**Action item**
In the records that follow, show each line where the word "Cloud" is present.

**Given entries**
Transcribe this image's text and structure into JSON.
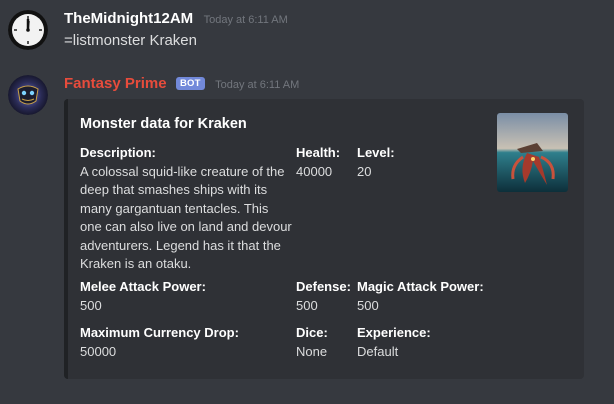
{
  "messages": [
    {
      "author": "TheMidnight12AM",
      "timestamp": "Today at 6:11 AM",
      "text": "=listmonster Kraken",
      "avatar_icon": "clock-avatar"
    },
    {
      "author": "Fantasy Prime",
      "author_color": "#e74c3c",
      "bot_tag": "BOT",
      "timestamp": "Today at 6:11 AM",
      "avatar_icon": "mask-avatar"
    }
  ],
  "embed": {
    "title": "Monster data for Kraken",
    "thumbnail_icon": "kraken-image",
    "fields": {
      "description": {
        "name": "Description:",
        "value": "A colossal squid-like creature of the deep that smashes ships with its many gargantuan tentacles. This one can also live on land and devour adventurers. Legend has it that the Kraken is an otaku."
      },
      "health": {
        "name": "Health:",
        "value": "40000"
      },
      "level": {
        "name": "Level:",
        "value": "20"
      },
      "melee": {
        "name": "Melee Attack Power:",
        "value": "500"
      },
      "defense": {
        "name": "Defense:",
        "value": "500"
      },
      "magic": {
        "name": "Magic Attack Power:",
        "value": "500"
      },
      "currency": {
        "name": "Maximum Currency Drop:",
        "value": "50000"
      },
      "dice": {
        "name": "Dice:",
        "value": "None"
      },
      "experience": {
        "name": "Experience:",
        "value": "Default"
      }
    }
  }
}
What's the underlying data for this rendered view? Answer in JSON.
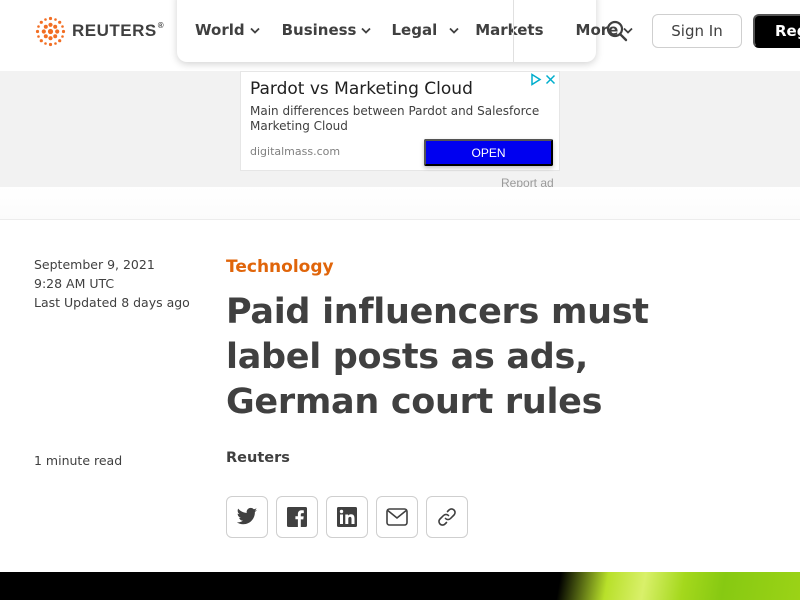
{
  "header": {
    "logo_text": "REUTERS",
    "logo_reg": "®",
    "nav": [
      {
        "label": "World",
        "has_dropdown": true
      },
      {
        "label": "Business",
        "has_dropdown": true
      },
      {
        "label": "Legal",
        "has_dropdown": true
      },
      {
        "label": "Markets",
        "has_dropdown": false
      },
      {
        "label": "More",
        "has_dropdown": true
      }
    ],
    "search_icon": "search-icon",
    "sign_in_label": "Sign In",
    "register_label": "Reg"
  },
  "ad": {
    "title": "Pardot vs Marketing Cloud",
    "description": "Main differences between Pardot and Salesforce Marketing Cloud",
    "domain": "digitalmass.com",
    "cta_label": "OPEN",
    "report_label": "Report ad",
    "cta_color": "#0000f0"
  },
  "article": {
    "date": "September 9, 2021",
    "time": "9:28 AM UTC",
    "updated": "Last Updated 8 days ago",
    "category": "Technology",
    "category_color": "#e0650a",
    "headline": "Paid influencers must label posts as ads, German court rules",
    "read_time": "1 minute read",
    "author": "Reuters",
    "share_icons": [
      "twitter-icon",
      "facebook-icon",
      "linkedin-icon",
      "email-icon",
      "link-icon"
    ]
  },
  "colors": {
    "text": "#404040",
    "accent_orange": "#e0650a",
    "ad_band": "#f2f2f2"
  }
}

**Solution**
    "title": "Pardot vs Marketing Cloud",
    "description": "Main differences between Pardot and Salesforce Marketing Cloud",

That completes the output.